= RAW DATA =

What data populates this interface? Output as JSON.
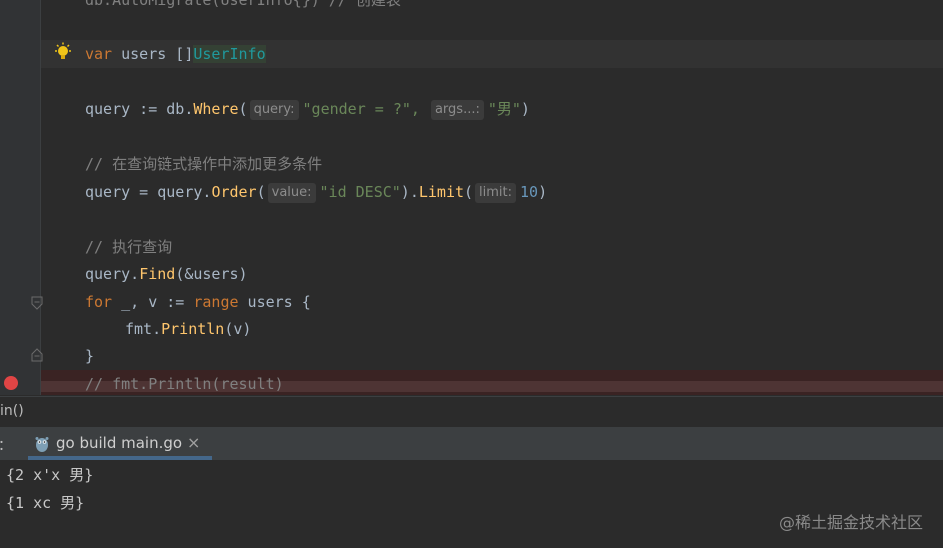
{
  "editor": {
    "lines": {
      "l0": {
        "text": "db.AutoMigrate(UserInfo{}) // 创建表"
      },
      "l1": {
        "kw": "var",
        "name": " users []",
        "type": "UserInfo"
      },
      "l2": {
        "a": "query := db.",
        "fn": "Where",
        "b": "(",
        "hint1": "query:",
        "s1": "\"gender = ?\",",
        "hint2": "args...:",
        "s2": "\"男\"",
        "c": ")"
      },
      "l3": {
        "comment": "// 在查询链式操作中添加更多条件"
      },
      "l4": {
        "a": "query = query.",
        "fn1": "Order",
        "b": "(",
        "hint1": "value:",
        "s1": "\"id DESC\"",
        "c": ").",
        "fn2": "Limit",
        "d": "(",
        "hint2": "limit:",
        "num": "10",
        "e": ")"
      },
      "l5": {
        "comment": "// 执行查询"
      },
      "l6": {
        "a": "query.",
        "fn": "Find",
        "b": "(&users)"
      },
      "l7": {
        "kw1": "for",
        "a": " _, v := ",
        "kw2": "range",
        "b": " users {"
      },
      "l8": {
        "a": "fmt.",
        "fn": "Println",
        "b": "(v)"
      },
      "l9": {
        "text": "}"
      },
      "l10": {
        "comment": "// fmt.Println(result)"
      }
    }
  },
  "breadcrumb": {
    "text": "in()"
  },
  "run": {
    "label": "：",
    "tab_label": "go build main.go",
    "close": "×"
  },
  "console": {
    "lines": [
      "{2 x'x 男}",
      "{1 xc 男}"
    ]
  },
  "watermark": "@稀土掘金技术社区",
  "colors": {
    "keyword": "#cc7832",
    "function": "#ffc66d",
    "string": "#6a8759",
    "number": "#6897bb",
    "comment": "#808080",
    "breakpoint": "#e04545"
  }
}
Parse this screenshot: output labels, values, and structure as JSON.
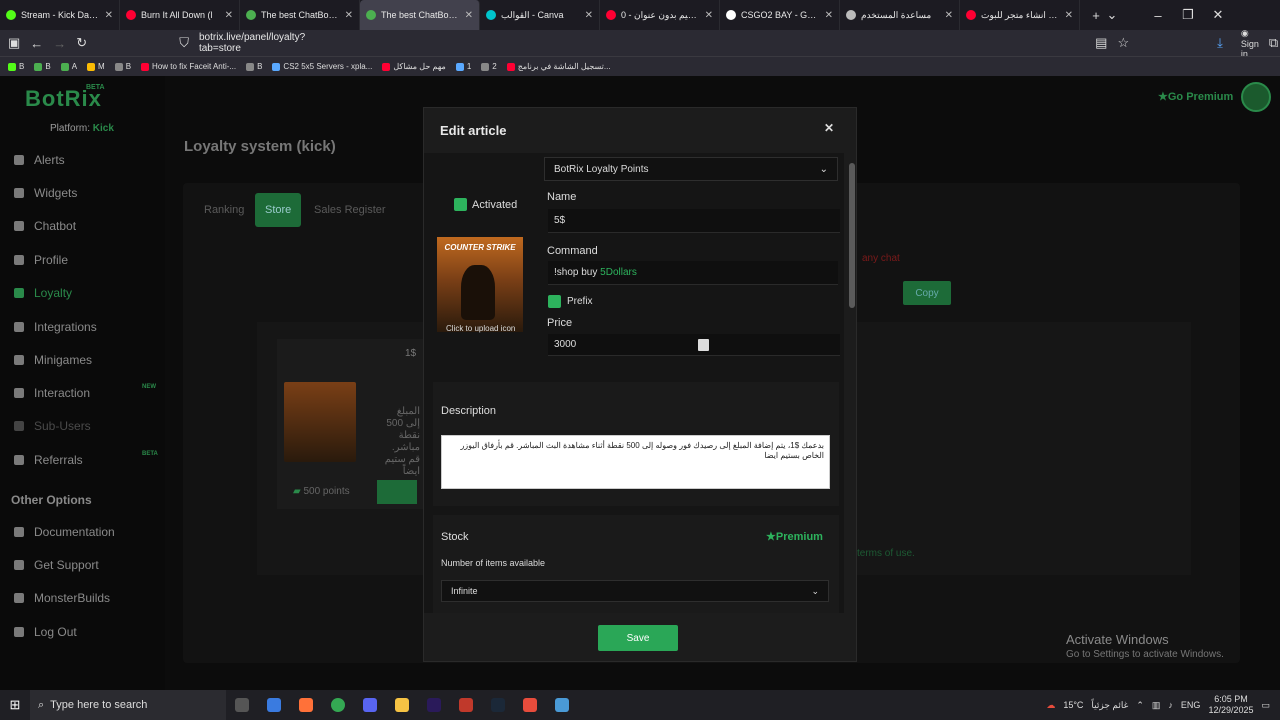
{
  "browser": {
    "tabs": [
      {
        "title": "Stream - Kick Dashboa",
        "color": "#53fc18"
      },
      {
        "title": "Burn It All Down (l",
        "color": "#ff0033"
      },
      {
        "title": "The best ChatBot and",
        "color": "#4caf50"
      },
      {
        "title": "The best ChatBot and",
        "color": "#4caf50",
        "active": true
      },
      {
        "title": "القوالب - Canva",
        "color": "#00c4cc"
      },
      {
        "title": "تصميم بدون عنوان - 0",
        "color": "#ff0033"
      },
      {
        "title": "CSGO2 BAY - Google S",
        "color": "#ffffff"
      },
      {
        "title": "مساعدة المستخدم",
        "color": "#bbbbbb"
      },
      {
        "title": "طريقة انشاء متجر للبوت",
        "color": "#ff0033"
      }
    ],
    "url": "botrix.live/panel/loyalty?tab=store",
    "signin": "Sign in",
    "bookmarks": [
      "B",
      "B",
      "A",
      "M",
      "B",
      "How to fix Faceit Anti-...",
      "B",
      "CS2 5x5 Servers - xpla...",
      "مهم حل مشاكل",
      "1",
      "2",
      "تسجيل الشاشة في برنامج..."
    ]
  },
  "sidebar": {
    "logo": "BotRix",
    "beta": "BETA",
    "platform_label": "Platform:",
    "platform_value": "Kick",
    "items": [
      {
        "label": "Alerts"
      },
      {
        "label": "Widgets"
      },
      {
        "label": "Chatbot"
      },
      {
        "label": "Profile"
      },
      {
        "label": "Loyalty"
      },
      {
        "label": "Integrations"
      },
      {
        "label": "Minigames"
      },
      {
        "label": "Interaction"
      },
      {
        "label": "Sub-Users"
      },
      {
        "label": "Referrals"
      }
    ],
    "new_badge": "NEW",
    "beta_badge": "BETA",
    "other_title": "Other Options",
    "other_items": [
      {
        "label": "Documentation"
      },
      {
        "label": "Get Support"
      },
      {
        "label": "MonsterBuilds"
      },
      {
        "label": "Log Out"
      }
    ]
  },
  "main": {
    "title": "Loyalty system (kick)",
    "tabs": [
      "Ranking",
      "Store",
      "Sales Register"
    ],
    "go_premium": "Go Premium",
    "red_note": "any chat",
    "copy": "Copy",
    "article_name": "1$",
    "article_desc": "المبلغ إلى 500 نقطة مباشر. قم ستيم ايضاً",
    "points": "500 points",
    "terms": "terms of use."
  },
  "modal": {
    "title": "Edit article",
    "currency_select": "BotRix Loyalty Points",
    "activated_label": "Activated",
    "name_label": "Name",
    "name_value": "5$",
    "command_label": "Command",
    "command_prefix": "!shop buy ",
    "command_value": "5Dollars",
    "prefix_label": "Prefix",
    "price_label": "Price",
    "price_value": "3000",
    "upload_caption": "Click to upload icon",
    "icon_text": "COUNTER STRIKE",
    "description_label": "Description",
    "description_value": "بدعمك $1، يتم إضافة المبلغ إلى رصيدك فور وصوله إلى 500 نقطة أثناء مشاهدة البث المباشر. قم بأرفاق اليوزر الخاص بستيم ايضا",
    "stock_label": "Stock",
    "premium_label": "Premium",
    "items_available_label": "Number of items available",
    "stock_select": "Infinite",
    "save_label": "Save"
  },
  "watermark": {
    "line1": "Activate Windows",
    "line2": "Go to Settings to activate Windows."
  },
  "taskbar": {
    "search_placeholder": "Type here to search",
    "weather": "15°C",
    "weather_desc": "غائم جزئياً",
    "lang": "ENG",
    "time": "6:05 PM",
    "date": "12/29/2025"
  }
}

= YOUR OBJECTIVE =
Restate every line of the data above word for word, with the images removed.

= EXERCISE RESPONSE =
What data populates this interface? Output as JSON.
{
  "editor": {
    "lines": {
      "l0": {
        "text": "db.AutoMigrate(UserInfo{}) // 创建表"
      },
      "l1": {
        "kw": "var",
        "name": " users []",
        "type": "UserInfo"
      },
      "l2": {
        "a": "query := db.",
        "fn": "Where",
        "b": "(",
        "hint1": "query:",
        "s1": "\"gender = ?\",",
        "hint2": "args...:",
        "s2": "\"男\"",
        "c": ")"
      },
      "l3": {
        "comment": "// 在查询链式操作中添加更多条件"
      },
      "l4": {
        "a": "query = query.",
        "fn1": "Order",
        "b": "(",
        "hint1": "value:",
        "s1": "\"id DESC\"",
        "c": ").",
        "fn2": "Limit",
        "d": "(",
        "hint2": "limit:",
        "num": "10",
        "e": ")"
      },
      "l5": {
        "comment": "// 执行查询"
      },
      "l6": {
        "a": "query.",
        "fn": "Find",
        "b": "(&users)"
      },
      "l7": {
        "kw1": "for",
        "a": " _, v := ",
        "kw2": "range",
        "b": " users {"
      },
      "l8": {
        "a": "fmt.",
        "fn": "Println",
        "b": "(v)"
      },
      "l9": {
        "text": "}"
      },
      "l10": {
        "comment": "// fmt.Println(result)"
      }
    }
  },
  "breadcrumb": {
    "text": "in()"
  },
  "run": {
    "label": "：",
    "tab_label": "go build main.go",
    "close": "×"
  },
  "console": {
    "lines": [
      "{2 x'x 男}",
      "{1 xc 男}"
    ]
  },
  "watermark": "@稀土掘金技术社区",
  "colors": {
    "keyword": "#cc7832",
    "function": "#ffc66d",
    "string": "#6a8759",
    "number": "#6897bb",
    "comment": "#808080",
    "breakpoint": "#e04545"
  }
}
Parse this screenshot: output labels, values, and structure as JSON.
{
  "browser": {
    "tabs": [
      {
        "title": "Stream - Kick Dashboa",
        "color": "#53fc18"
      },
      {
        "title": "Burn It All Down (l",
        "color": "#ff0033"
      },
      {
        "title": "The best ChatBot and",
        "color": "#4caf50"
      },
      {
        "title": "The best ChatBot and",
        "color": "#4caf50",
        "active": true
      },
      {
        "title": "القوالب - Canva",
        "color": "#00c4cc"
      },
      {
        "title": "تصميم بدون عنوان - 0",
        "color": "#ff0033"
      },
      {
        "title": "CSGO2 BAY - Google S",
        "color": "#ffffff"
      },
      {
        "title": "مساعدة المستخدم",
        "color": "#bbbbbb"
      },
      {
        "title": "طريقة انشاء متجر للبوت",
        "color": "#ff0033"
      }
    ],
    "url": "botrix.live/panel/loyalty?tab=store",
    "signin": "Sign in",
    "bookmarks": [
      "B",
      "B",
      "A",
      "M",
      "B",
      "How to fix Faceit Anti-...",
      "B",
      "CS2 5x5 Servers - xpla...",
      "مهم حل مشاكل",
      "1",
      "2",
      "تسجيل الشاشة في برنامج..."
    ]
  },
  "sidebar": {
    "logo": "BotRix",
    "beta": "BETA",
    "platform_label": "Platform:",
    "platform_value": "Kick",
    "items": [
      {
        "label": "Alerts"
      },
      {
        "label": "Widgets"
      },
      {
        "label": "Chatbot"
      },
      {
        "label": "Profile"
      },
      {
        "label": "Loyalty"
      },
      {
        "label": "Integrations"
      },
      {
        "label": "Minigames"
      },
      {
        "label": "Interaction"
      },
      {
        "label": "Sub-Users"
      },
      {
        "label": "Referrals"
      }
    ],
    "new_badge": "NEW",
    "beta_badge": "BETA",
    "other_title": "Other Options",
    "other_items": [
      {
        "label": "Documentation"
      },
      {
        "label": "Get Support"
      },
      {
        "label": "MonsterBuilds"
      },
      {
        "label": "Log Out"
      }
    ]
  },
  "main": {
    "title": "Loyalty system (kick)",
    "tabs": [
      "Ranking",
      "Store",
      "Sales Register"
    ],
    "go_premium": "Go Premium",
    "red_note": "any chat",
    "copy": "Copy",
    "article_name": "1$",
    "article_desc": "المبلغ إلى 500 نقطة مباشر. قم ستيم ايضاً",
    "points": "500 points",
    "terms": "terms of use."
  },
  "modal": {
    "title": "Edit article",
    "currency_select": "BotRix Loyalty Points",
    "activated_label": "Activated",
    "name_label": "Name",
    "name_value": "5$",
    "command_label": "Command",
    "command_prefix": "!shop buy ",
    "command_value": "5Dollars",
    "prefix_label": "Prefix",
    "price_label": "Price",
    "price_value": "3000",
    "upload_caption": "Click to upload icon",
    "icon_text": "COUNTER STRIKE",
    "description_label": "Description",
    "description_value": "بدعمك $1، يتم إضافة المبلغ إلى رصيدك فور وصوله إلى 500 نقطة أثناء مشاهدة البث المباشر. قم بأرفاق اليوزر الخاص بستيم ايضا",
    "stock_label": "Stock",
    "premium_label": "Premium",
    "items_available_label": "Number of items available",
    "stock_select": "Infinite",
    "save_label": "Save"
  },
  "watermark": {
    "line1": "Activate Windows",
    "line2": "Go to Settings to activate Windows."
  },
  "taskbar": {
    "search_placeholder": "Type here to search",
    "weather": "15°C",
    "weather_desc": "غائم جزئياً",
    "lang": "ENG",
    "time": "6:05 PM",
    "date": "12/29/2025"
  }
}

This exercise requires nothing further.